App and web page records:
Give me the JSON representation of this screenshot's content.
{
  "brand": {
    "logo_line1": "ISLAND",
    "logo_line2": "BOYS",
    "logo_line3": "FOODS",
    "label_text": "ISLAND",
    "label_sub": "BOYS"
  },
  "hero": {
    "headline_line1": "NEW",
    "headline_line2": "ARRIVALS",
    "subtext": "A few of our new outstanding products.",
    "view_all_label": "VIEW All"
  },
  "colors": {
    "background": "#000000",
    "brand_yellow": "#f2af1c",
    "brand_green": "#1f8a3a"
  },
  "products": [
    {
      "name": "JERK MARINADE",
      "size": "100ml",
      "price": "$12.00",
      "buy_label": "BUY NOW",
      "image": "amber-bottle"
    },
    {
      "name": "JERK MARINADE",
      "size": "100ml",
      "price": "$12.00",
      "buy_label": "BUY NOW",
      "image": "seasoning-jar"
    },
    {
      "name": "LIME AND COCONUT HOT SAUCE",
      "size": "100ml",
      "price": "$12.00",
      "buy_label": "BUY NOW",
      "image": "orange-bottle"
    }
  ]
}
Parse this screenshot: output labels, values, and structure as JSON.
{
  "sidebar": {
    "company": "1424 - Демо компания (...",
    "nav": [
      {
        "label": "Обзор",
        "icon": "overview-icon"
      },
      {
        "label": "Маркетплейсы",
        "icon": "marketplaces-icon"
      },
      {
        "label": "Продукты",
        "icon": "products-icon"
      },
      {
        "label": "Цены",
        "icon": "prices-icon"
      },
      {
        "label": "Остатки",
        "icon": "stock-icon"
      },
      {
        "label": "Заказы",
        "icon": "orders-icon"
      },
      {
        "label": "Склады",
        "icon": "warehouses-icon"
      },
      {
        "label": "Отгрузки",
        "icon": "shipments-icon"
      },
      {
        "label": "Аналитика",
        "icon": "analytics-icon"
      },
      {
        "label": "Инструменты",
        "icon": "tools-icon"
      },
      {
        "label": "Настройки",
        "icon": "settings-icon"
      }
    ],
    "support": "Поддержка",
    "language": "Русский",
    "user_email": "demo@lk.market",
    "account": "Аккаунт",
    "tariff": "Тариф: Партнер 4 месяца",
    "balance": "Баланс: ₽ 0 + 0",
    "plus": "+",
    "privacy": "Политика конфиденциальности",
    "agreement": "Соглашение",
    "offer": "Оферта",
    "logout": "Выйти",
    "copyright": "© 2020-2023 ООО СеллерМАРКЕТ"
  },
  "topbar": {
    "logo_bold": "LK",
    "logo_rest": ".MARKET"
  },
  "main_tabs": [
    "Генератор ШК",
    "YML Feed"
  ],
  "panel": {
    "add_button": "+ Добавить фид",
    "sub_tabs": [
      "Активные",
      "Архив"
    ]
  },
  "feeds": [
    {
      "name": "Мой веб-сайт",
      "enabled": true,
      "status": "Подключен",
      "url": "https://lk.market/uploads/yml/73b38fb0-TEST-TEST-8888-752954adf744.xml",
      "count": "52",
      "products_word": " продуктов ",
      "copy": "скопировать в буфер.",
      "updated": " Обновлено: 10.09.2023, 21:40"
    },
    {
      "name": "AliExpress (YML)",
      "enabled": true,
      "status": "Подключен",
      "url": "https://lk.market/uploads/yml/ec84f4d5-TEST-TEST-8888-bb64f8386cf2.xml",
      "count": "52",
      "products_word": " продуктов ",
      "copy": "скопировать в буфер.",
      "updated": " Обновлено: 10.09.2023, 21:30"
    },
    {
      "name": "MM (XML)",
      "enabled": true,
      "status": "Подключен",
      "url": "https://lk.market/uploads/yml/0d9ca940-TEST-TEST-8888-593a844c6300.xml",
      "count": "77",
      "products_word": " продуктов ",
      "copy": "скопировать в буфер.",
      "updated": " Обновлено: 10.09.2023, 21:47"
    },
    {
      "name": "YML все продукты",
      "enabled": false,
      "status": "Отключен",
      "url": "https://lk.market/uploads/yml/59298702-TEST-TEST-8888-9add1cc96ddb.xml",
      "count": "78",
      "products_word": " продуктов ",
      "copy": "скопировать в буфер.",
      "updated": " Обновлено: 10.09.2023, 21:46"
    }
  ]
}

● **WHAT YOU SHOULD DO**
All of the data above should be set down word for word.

● **SOLUTION TO THE EXERCISE**
Give me the JSON representation of this screenshot's content.
{
  "brand": {
    "logo_line1": "ISLAND",
    "logo_line2": "BOYS",
    "logo_line3": "FOODS",
    "label_text": "ISLAND",
    "label_sub": "BOYS"
  },
  "hero": {
    "headline_line1": "NEW",
    "headline_line2": "ARRIVALS",
    "subtext": "A few of our new outstanding products.",
    "view_all_label": "VIEW All"
  },
  "colors": {
    "background": "#000000",
    "brand_yellow": "#f2af1c",
    "brand_green": "#1f8a3a"
  },
  "products": [
    {
      "name": "JERK MARINADE",
      "size": "100ml",
      "price": "$12.00",
      "buy_label": "BUY NOW",
      "image": "amber-bottle"
    },
    {
      "name": "JERK MARINADE",
      "size": "100ml",
      "price": "$12.00",
      "buy_label": "BUY NOW",
      "image": "seasoning-jar"
    },
    {
      "name": "LIME AND COCONUT HOT SAUCE",
      "size": "100ml",
      "price": "$12.00",
      "buy_label": "BUY NOW",
      "image": "orange-bottle"
    }
  ]
}
Parse this screenshot: output labels, values, and structure as JSON.
{
  "sidebar": {
    "company": "1424 - Демо компания (...",
    "nav": [
      {
        "label": "Обзор",
        "icon": "overview-icon"
      },
      {
        "label": "Маркетплейсы",
        "icon": "marketplaces-icon"
      },
      {
        "label": "Продукты",
        "icon": "products-icon"
      },
      {
        "label": "Цены",
        "icon": "prices-icon"
      },
      {
        "label": "Остатки",
        "icon": "stock-icon"
      },
      {
        "label": "Заказы",
        "icon": "orders-icon"
      },
      {
        "label": "Склады",
        "icon": "warehouses-icon"
      },
      {
        "label": "Отгрузки",
        "icon": "shipments-icon"
      },
      {
        "label": "Аналитика",
        "icon": "analytics-icon"
      },
      {
        "label": "Инструменты",
        "icon": "tools-icon"
      },
      {
        "label": "Настройки",
        "icon": "settings-icon"
      }
    ],
    "support": "Поддержка",
    "language": "Русский",
    "user_email": "demo@lk.market",
    "account": "Аккаунт",
    "tariff": "Тариф: Партнер 4 месяца",
    "balance": "Баланс: ₽ 0 + 0",
    "plus": "+",
    "privacy": "Политика конфиденциальности",
    "agreement": "Соглашение",
    "offer": "Оферта",
    "logout": "Выйти",
    "copyright": "© 2020-2023 ООО СеллерМАРКЕТ"
  },
  "topbar": {
    "logo_bold": "LK",
    "logo_rest": ".MARKET"
  },
  "main_tabs": [
    "Генератор ШК",
    "YML Feed"
  ],
  "panel": {
    "add_button": "+ Добавить фид",
    "sub_tabs": [
      "Активные",
      "Архив"
    ]
  },
  "feeds": [
    {
      "name": "Мой веб-сайт",
      "enabled": true,
      "status": "Подключен",
      "url": "https://lk.market/uploads/yml/73b38fb0-TEST-TEST-8888-752954adf744.xml",
      "count": "52",
      "products_word": " продуктов ",
      "copy": "скопировать в буфер.",
      "updated": " Обновлено: 10.09.2023, 21:40"
    },
    {
      "name": "AliExpress (YML)",
      "enabled": true,
      "status": "Подключен",
      "url": "https://lk.market/uploads/yml/ec84f4d5-TEST-TEST-8888-bb64f8386cf2.xml",
      "count": "52",
      "products_word": " продуктов ",
      "copy": "скопировать в буфер.",
      "updated": " Обновлено: 10.09.2023, 21:30"
    },
    {
      "name": "MM (XML)",
      "enabled": true,
      "status": "Подключен",
      "url": "https://lk.market/uploads/yml/0d9ca940-TEST-TEST-8888-593a844c6300.xml",
      "count": "77",
      "products_word": " продуктов ",
      "copy": "скопировать в буфер.",
      "updated": " Обновлено: 10.09.2023, 21:47"
    },
    {
      "name": "YML все продукты",
      "enabled": false,
      "status": "Отключен",
      "url": "https://lk.market/uploads/yml/59298702-TEST-TEST-8888-9add1cc96ddb.xml",
      "count": "78",
      "products_word": " продуктов ",
      "copy": "скопировать в буфер.",
      "updated": " Обновлено: 10.09.2023, 21:46"
    }
  ]
}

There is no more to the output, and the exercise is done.